WORK REQUIRED: Down to the last line, set the entries down again exactly.

DATA:

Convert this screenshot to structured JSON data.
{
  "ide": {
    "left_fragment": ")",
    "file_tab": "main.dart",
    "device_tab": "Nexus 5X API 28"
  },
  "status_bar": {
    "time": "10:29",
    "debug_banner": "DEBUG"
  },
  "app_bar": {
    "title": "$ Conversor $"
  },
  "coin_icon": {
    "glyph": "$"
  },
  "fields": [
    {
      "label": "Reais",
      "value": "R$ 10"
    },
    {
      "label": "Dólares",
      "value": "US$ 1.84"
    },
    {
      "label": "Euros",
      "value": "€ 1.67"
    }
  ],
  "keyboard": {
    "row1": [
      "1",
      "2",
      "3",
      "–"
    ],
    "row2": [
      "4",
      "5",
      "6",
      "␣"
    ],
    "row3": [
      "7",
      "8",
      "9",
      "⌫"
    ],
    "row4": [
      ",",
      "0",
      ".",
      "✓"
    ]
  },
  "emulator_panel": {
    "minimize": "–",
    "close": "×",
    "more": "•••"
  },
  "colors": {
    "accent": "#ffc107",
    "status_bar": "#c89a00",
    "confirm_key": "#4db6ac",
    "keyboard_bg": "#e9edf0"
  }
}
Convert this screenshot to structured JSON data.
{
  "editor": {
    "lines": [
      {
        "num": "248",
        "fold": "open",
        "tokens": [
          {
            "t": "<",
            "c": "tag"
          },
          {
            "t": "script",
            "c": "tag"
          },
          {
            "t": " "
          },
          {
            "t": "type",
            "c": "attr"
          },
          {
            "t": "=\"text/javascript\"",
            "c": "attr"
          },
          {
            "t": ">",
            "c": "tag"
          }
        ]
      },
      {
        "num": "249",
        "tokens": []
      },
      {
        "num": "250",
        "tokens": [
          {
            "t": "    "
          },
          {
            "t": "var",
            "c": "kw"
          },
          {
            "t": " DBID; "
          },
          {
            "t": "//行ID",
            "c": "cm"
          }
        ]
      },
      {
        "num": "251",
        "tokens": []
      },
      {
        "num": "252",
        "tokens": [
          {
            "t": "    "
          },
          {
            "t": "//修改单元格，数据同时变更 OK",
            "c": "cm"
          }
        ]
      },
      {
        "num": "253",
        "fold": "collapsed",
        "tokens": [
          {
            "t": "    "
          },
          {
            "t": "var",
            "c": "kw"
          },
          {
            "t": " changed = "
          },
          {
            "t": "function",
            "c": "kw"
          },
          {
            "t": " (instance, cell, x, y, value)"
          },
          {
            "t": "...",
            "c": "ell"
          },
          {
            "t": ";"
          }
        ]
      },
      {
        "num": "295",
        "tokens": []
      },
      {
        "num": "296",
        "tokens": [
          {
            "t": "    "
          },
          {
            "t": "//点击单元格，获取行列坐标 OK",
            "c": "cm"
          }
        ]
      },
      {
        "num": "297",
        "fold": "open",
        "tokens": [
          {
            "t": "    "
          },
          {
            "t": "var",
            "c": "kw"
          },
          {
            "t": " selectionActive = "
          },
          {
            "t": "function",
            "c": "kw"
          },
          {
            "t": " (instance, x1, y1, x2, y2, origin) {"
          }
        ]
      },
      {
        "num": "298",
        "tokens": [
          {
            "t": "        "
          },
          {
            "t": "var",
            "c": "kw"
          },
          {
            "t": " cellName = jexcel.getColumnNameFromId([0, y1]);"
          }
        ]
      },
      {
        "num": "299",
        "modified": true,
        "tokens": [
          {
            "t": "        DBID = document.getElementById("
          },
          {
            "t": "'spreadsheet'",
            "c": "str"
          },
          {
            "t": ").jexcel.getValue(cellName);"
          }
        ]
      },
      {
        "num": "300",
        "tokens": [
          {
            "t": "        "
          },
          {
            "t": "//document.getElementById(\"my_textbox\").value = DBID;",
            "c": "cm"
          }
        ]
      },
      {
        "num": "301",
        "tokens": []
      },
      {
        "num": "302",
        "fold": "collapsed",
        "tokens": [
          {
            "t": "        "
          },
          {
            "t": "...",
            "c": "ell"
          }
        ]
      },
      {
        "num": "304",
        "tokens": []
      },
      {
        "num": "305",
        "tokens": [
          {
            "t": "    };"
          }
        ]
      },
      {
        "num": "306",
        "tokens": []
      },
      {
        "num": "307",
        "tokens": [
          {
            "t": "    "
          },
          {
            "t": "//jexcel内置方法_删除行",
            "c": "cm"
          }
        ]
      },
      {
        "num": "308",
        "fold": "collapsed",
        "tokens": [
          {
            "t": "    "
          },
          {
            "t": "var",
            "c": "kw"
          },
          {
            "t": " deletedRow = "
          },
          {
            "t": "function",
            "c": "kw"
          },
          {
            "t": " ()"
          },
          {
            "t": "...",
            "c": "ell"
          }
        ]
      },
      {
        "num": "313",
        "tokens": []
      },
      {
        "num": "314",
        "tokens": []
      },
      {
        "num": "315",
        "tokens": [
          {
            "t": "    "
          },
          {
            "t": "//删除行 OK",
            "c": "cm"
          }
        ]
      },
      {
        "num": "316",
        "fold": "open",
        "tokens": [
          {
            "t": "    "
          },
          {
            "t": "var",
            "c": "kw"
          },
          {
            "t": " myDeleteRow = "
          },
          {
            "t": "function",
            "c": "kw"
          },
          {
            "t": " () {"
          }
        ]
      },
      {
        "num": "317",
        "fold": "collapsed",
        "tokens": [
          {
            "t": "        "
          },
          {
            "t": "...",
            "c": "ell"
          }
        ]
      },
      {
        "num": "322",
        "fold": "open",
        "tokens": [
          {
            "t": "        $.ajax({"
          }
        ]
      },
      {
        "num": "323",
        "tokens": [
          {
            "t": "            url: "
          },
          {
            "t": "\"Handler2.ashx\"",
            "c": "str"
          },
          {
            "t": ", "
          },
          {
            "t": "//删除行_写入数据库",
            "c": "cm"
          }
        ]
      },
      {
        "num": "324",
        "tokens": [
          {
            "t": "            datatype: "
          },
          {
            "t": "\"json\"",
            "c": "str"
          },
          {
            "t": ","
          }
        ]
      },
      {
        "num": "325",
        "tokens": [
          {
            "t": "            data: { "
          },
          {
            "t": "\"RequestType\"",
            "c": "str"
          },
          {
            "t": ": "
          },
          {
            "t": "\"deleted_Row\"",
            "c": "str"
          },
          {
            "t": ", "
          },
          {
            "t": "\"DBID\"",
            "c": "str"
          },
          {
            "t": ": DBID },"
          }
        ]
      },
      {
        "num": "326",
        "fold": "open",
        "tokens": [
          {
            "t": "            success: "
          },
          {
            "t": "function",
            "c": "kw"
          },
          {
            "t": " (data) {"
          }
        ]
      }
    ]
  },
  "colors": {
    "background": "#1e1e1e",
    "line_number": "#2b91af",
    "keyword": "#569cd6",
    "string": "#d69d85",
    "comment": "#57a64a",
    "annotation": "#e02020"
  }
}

RESULT FOR THIS EXERCISE:
Convert this screenshot to structured JSON data.
{
  "ide": {
    "left_fragment": ")",
    "file_tab": "main.dart",
    "device_tab": "Nexus 5X API 28"
  },
  "status_bar": {
    "time": "10:29",
    "debug_banner": "DEBUG"
  },
  "app_bar": {
    "title": "$ Conversor $"
  },
  "coin_icon": {
    "glyph": "$"
  },
  "fields": [
    {
      "label": "Reais",
      "value": "R$ 10"
    },
    {
      "label": "Dólares",
      "value": "US$ 1.84"
    },
    {
      "label": "Euros",
      "value": "€ 1.67"
    }
  ],
  "keyboard": {
    "row1": [
      "1",
      "2",
      "3",
      "–"
    ],
    "row2": [
      "4",
      "5",
      "6",
      "␣"
    ],
    "row3": [
      "7",
      "8",
      "9",
      "⌫"
    ],
    "row4": [
      ",",
      "0",
      ".",
      "✓"
    ]
  },
  "emulator_panel": {
    "minimize": "–",
    "close": "×",
    "more": "•••"
  },
  "colors": {
    "accent": "#ffc107",
    "status_bar": "#c89a00",
    "confirm_key": "#4db6ac",
    "keyboard_bg": "#e9edf0"
  }
}
Convert this screenshot to structured JSON data.
{
  "editor": {
    "lines": [
      {
        "num": "248",
        "fold": "open",
        "tokens": [
          {
            "t": "<",
            "c": "tag"
          },
          {
            "t": "script",
            "c": "tag"
          },
          {
            "t": " "
          },
          {
            "t": "type",
            "c": "attr"
          },
          {
            "t": "=\"text/javascript\"",
            "c": "attr"
          },
          {
            "t": ">",
            "c": "tag"
          }
        ]
      },
      {
        "num": "249",
        "tokens": []
      },
      {
        "num": "250",
        "tokens": [
          {
            "t": "    "
          },
          {
            "t": "var",
            "c": "kw"
          },
          {
            "t": " DBID; "
          },
          {
            "t": "//行ID",
            "c": "cm"
          }
        ]
      },
      {
        "num": "251",
        "tokens": []
      },
      {
        "num": "252",
        "tokens": [
          {
            "t": "    "
          },
          {
            "t": "//修改单元格，数据同时变更 OK",
            "c": "cm"
          }
        ]
      },
      {
        "num": "253",
        "fold": "collapsed",
        "tokens": [
          {
            "t": "    "
          },
          {
            "t": "var",
            "c": "kw"
          },
          {
            "t": " changed = "
          },
          {
            "t": "function",
            "c": "kw"
          },
          {
            "t": " (instance, cell, x, y, value)"
          },
          {
            "t": "...",
            "c": "ell"
          },
          {
            "t": ";"
          }
        ]
      },
      {
        "num": "295",
        "tokens": []
      },
      {
        "num": "296",
        "tokens": [
          {
            "t": "    "
          },
          {
            "t": "//点击单元格，获取行列坐标 OK",
            "c": "cm"
          }
        ]
      },
      {
        "num": "297",
        "fold": "open",
        "tokens": [
          {
            "t": "    "
          },
          {
            "t": "var",
            "c": "kw"
          },
          {
            "t": " selectionActive = "
          },
          {
            "t": "function",
            "c": "kw"
          },
          {
            "t": " (instance, x1, y1, x2, y2, origin) {"
          }
        ]
      },
      {
        "num": "298",
        "tokens": [
          {
            "t": "        "
          },
          {
            "t": "var",
            "c": "kw"
          },
          {
            "t": " cellName = jexcel.getColumnNameFromId([0, y1]);"
          }
        ]
      },
      {
        "num": "299",
        "modified": true,
        "tokens": [
          {
            "t": "        DBID = document.getElementById("
          },
          {
            "t": "'spreadsheet'",
            "c": "str"
          },
          {
            "t": ").jexcel.getValue(cellName);"
          }
        ]
      },
      {
        "num": "300",
        "tokens": [
          {
            "t": "        "
          },
          {
            "t": "//document.getElementById(\"my_textbox\").value = DBID;",
            "c": "cm"
          }
        ]
      },
      {
        "num": "301",
        "tokens": []
      },
      {
        "num": "302",
        "fold": "collapsed",
        "tokens": [
          {
            "t": "        "
          },
          {
            "t": "...",
            "c": "ell"
          }
        ]
      },
      {
        "num": "304",
        "tokens": []
      },
      {
        "num": "305",
        "tokens": [
          {
            "t": "    };"
          }
        ]
      },
      {
        "num": "306",
        "tokens": []
      },
      {
        "num": "307",
        "tokens": [
          {
            "t": "    "
          },
          {
            "t": "//jexcel内置方法_删除行",
            "c": "cm"
          }
        ]
      },
      {
        "num": "308",
        "fold": "collapsed",
        "tokens": [
          {
            "t": "    "
          },
          {
            "t": "var",
            "c": "kw"
          },
          {
            "t": " deletedRow = "
          },
          {
            "t": "function",
            "c": "kw"
          },
          {
            "t": " ()"
          },
          {
            "t": "...",
            "c": "ell"
          }
        ]
      },
      {
        "num": "313",
        "tokens": []
      },
      {
        "num": "314",
        "tokens": []
      },
      {
        "num": "315",
        "tokens": [
          {
            "t": "    "
          },
          {
            "t": "//删除行 OK",
            "c": "cm"
          }
        ]
      },
      {
        "num": "316",
        "fold": "open",
        "tokens": [
          {
            "t": "    "
          },
          {
            "t": "var",
            "c": "kw"
          },
          {
            "t": " myDeleteRow = "
          },
          {
            "t": "function",
            "c": "kw"
          },
          {
            "t": " () {"
          }
        ]
      },
      {
        "num": "317",
        "fold": "collapsed",
        "tokens": [
          {
            "t": "        "
          },
          {
            "t": "...",
            "c": "ell"
          }
        ]
      },
      {
        "num": "322",
        "fold": "open",
        "tokens": [
          {
            "t": "        $.ajax({"
          }
        ]
      },
      {
        "num": "323",
        "tokens": [
          {
            "t": "            url: "
          },
          {
            "t": "\"Handler2.ashx\"",
            "c": "str"
          },
          {
            "t": ", "
          },
          {
            "t": "//删除行_写入数据库",
            "c": "cm"
          }
        ]
      },
      {
        "num": "324",
        "tokens": [
          {
            "t": "            datatype: "
          },
          {
            "t": "\"json\"",
            "c": "str"
          },
          {
            "t": ","
          }
        ]
      },
      {
        "num": "325",
        "tokens": [
          {
            "t": "            data: { "
          },
          {
            "t": "\"RequestType\"",
            "c": "str"
          },
          {
            "t": ": "
          },
          {
            "t": "\"deleted_Row\"",
            "c": "str"
          },
          {
            "t": ", "
          },
          {
            "t": "\"DBID\"",
            "c": "str"
          },
          {
            "t": ": DBID },"
          }
        ]
      },
      {
        "num": "326",
        "fold": "open",
        "tokens": [
          {
            "t": "            success: "
          },
          {
            "t": "function",
            "c": "kw"
          },
          {
            "t": " (data) {"
          }
        ]
      }
    ]
  },
  "colors": {
    "background": "#1e1e1e",
    "line_number": "#2b91af",
    "keyword": "#569cd6",
    "string": "#d69d85",
    "comment": "#57a64a",
    "annotation": "#e02020"
  }
}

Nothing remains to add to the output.